How You Can Start and Operate a Soup Kitchen

Mission Possible: How You Can Start and Operate a Soup Kitchen

Opinion: MLB's contention that it is attempting to rid the sport of steroids forever is a real reach

I’m not a huge fan of A-Rod. I have always found the Yankees’ third-baseman to be self-absorbed. However, I think Alex Rodriguez got a raw deal from Major League Baseball with regard to his proposed 211-game suspension. His punishment seems excessive when compared to the 50-game suspension the other 12 steroid abusers got. It appears the MLB is trying to make an example out of him, with the hope that it will deflect attention from the fact that it looked the other way for many years with regard to its players’ steroid use. The MLB’s contention that it is attempting to rid the sport of steroids forever is a real reach.

The holier-than-thou attitude of MLB Commissioner Bud Selig toward A-Rod and the other ballplayers who used performance-enhancing drugs is clearly hypocritical. A few years back, when baseball was reeling from the aftermath of a damaging, prolonged baseball strike, everyone looked the other way when Barry Bonds, Mark McGwire and Sammy Sosa destroyed Babe Ruth’s and Roger Maris’ home-run records. Anyone who noticed the dramatic changes in these players’ physical appearance during the years their home-run totals skyrocketed knew something was not normal. The lords of baseball opted to ignore it, because indifference was in their financial self-interest.

I have little doubt that baseball and other professional sports have not seen the last of steroids. As long as professional sports contracts remain astronomical, there will be players who take performance-enhancing drugs (PEDs), no matter their possible long-term health consequences. Further, more powerful drugs to enhance performance are constantly being developed. There is no way that baseball can prevent the use of these drugs.

So, I think it is time that professional sports accept that cheating of this kind is inevitable; they should simply roll over and allow players to use PEDs and rewrite the basic rules of the game and/or dramatically alter the playing field to reflect their use.

The times are a-changing, and baseball needs to get with the program.

The players would, of course, be required to hold the MLB harmless against future litigation resulting from harm to their body due to use of these drugs.

In a moment of fantasy, I came up with a couple of steps and rule changes to offer for baseball’s consideration to reduce the competitive advantage that drug users might have over non-drug users.

The first steps should be to clearly differentiate drug users from non-users. At the start of each game, after the national anthem, players who are using performance-enhancing substances would be clearly announced.
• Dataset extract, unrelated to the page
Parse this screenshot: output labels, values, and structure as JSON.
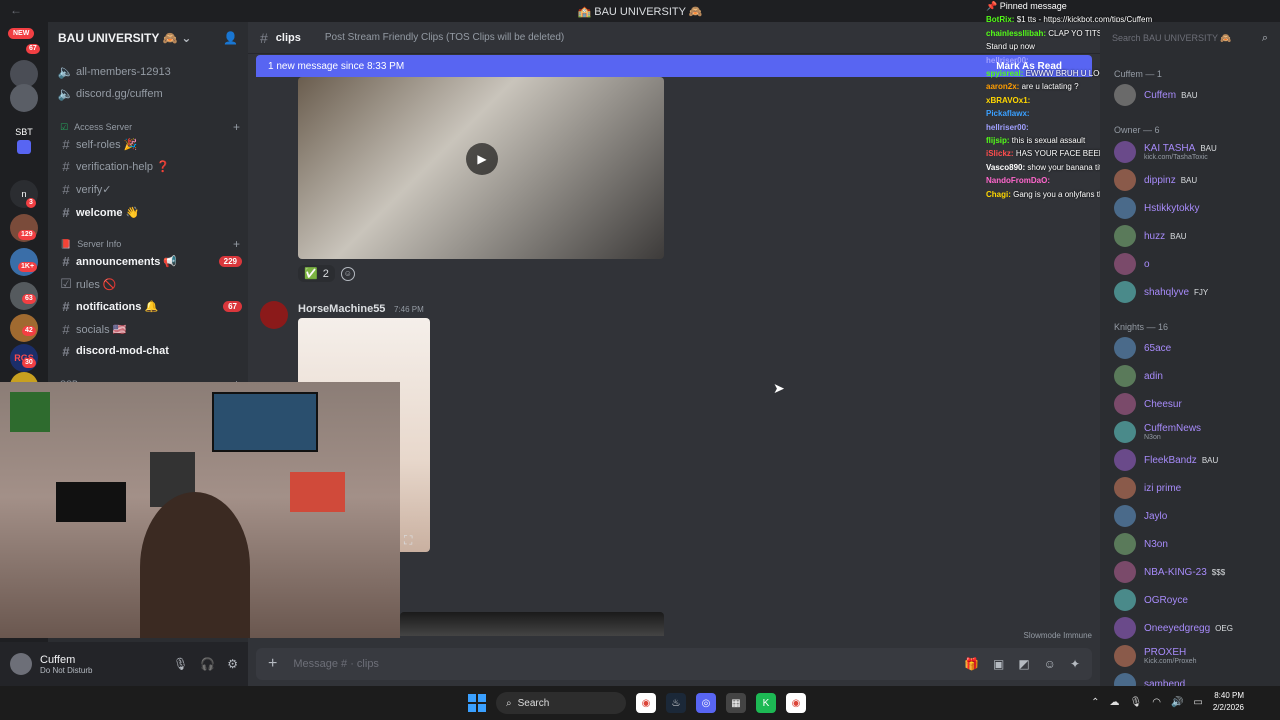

This would be reinforced by making it mandatory that drug users wear the outline of a syringe embroidered on their sleeves.

The Baseball Players Association and MLB would need to come to an agreement as to whether the specific drug the players are using must be identified. Based on the greedy history of both parties, I suspect that an agreement of this nature would be quickly forthcoming, and they would agree to split the (substantial) revenue from drug company endorsements.

In short order, I can foresee commercials targeted at high school and college students touting a particular steroid used by various high-performing players. The cross-sport marketing potential here is mind-boggling — until such time as the evidence of the horrendous long-term detrimental health effects of steroids can be documented (as was the case with cigarettes).

The following rule changes would also be considered to level the baseball playing field:

  • Drug users would be called out after two, not three, strikes. They would not walk until five balls were thrown to them.
  • As an alternative, there could be two sets of bases. The first set of bases for non-drug users would be set at the traditional distance, while the distance for bases set for drug users would be three feet farther out, increasing the likelihood that they would be thrown out on ground balls.
  • Pitchers who were drug users would be required to pitch from a rubber three feet farther from home plate or be required to throw four strikes for a strike-out or three balls for a walk.

When I recently suggested these rule changes to a friend, he listened with a grin and came up with a far less complicated approach. He proposed a simple, sliding, non-breakable glass (so as not to block fans’ view) outfield wall that would be raised or lowered depending on whether the batter and/or pitcher used steroids. For example, if the batter was on steroids and the pitcher was not, the wall could go up by 10 feet, reducing the number of home runs possible. The height of the wall could change from batter to batter or, for that matter, from pitch to pitch.

Having grown up not far from Yankee Stadium, the big ballpark in the South Bronx, I am a longtime fan of baseball. Baseball is a fantastic game, with a great deal of subtlety and nuance. I have no doubt that it will survive the latest crisis, whether or not it adopts my dopey fantasy rule changes.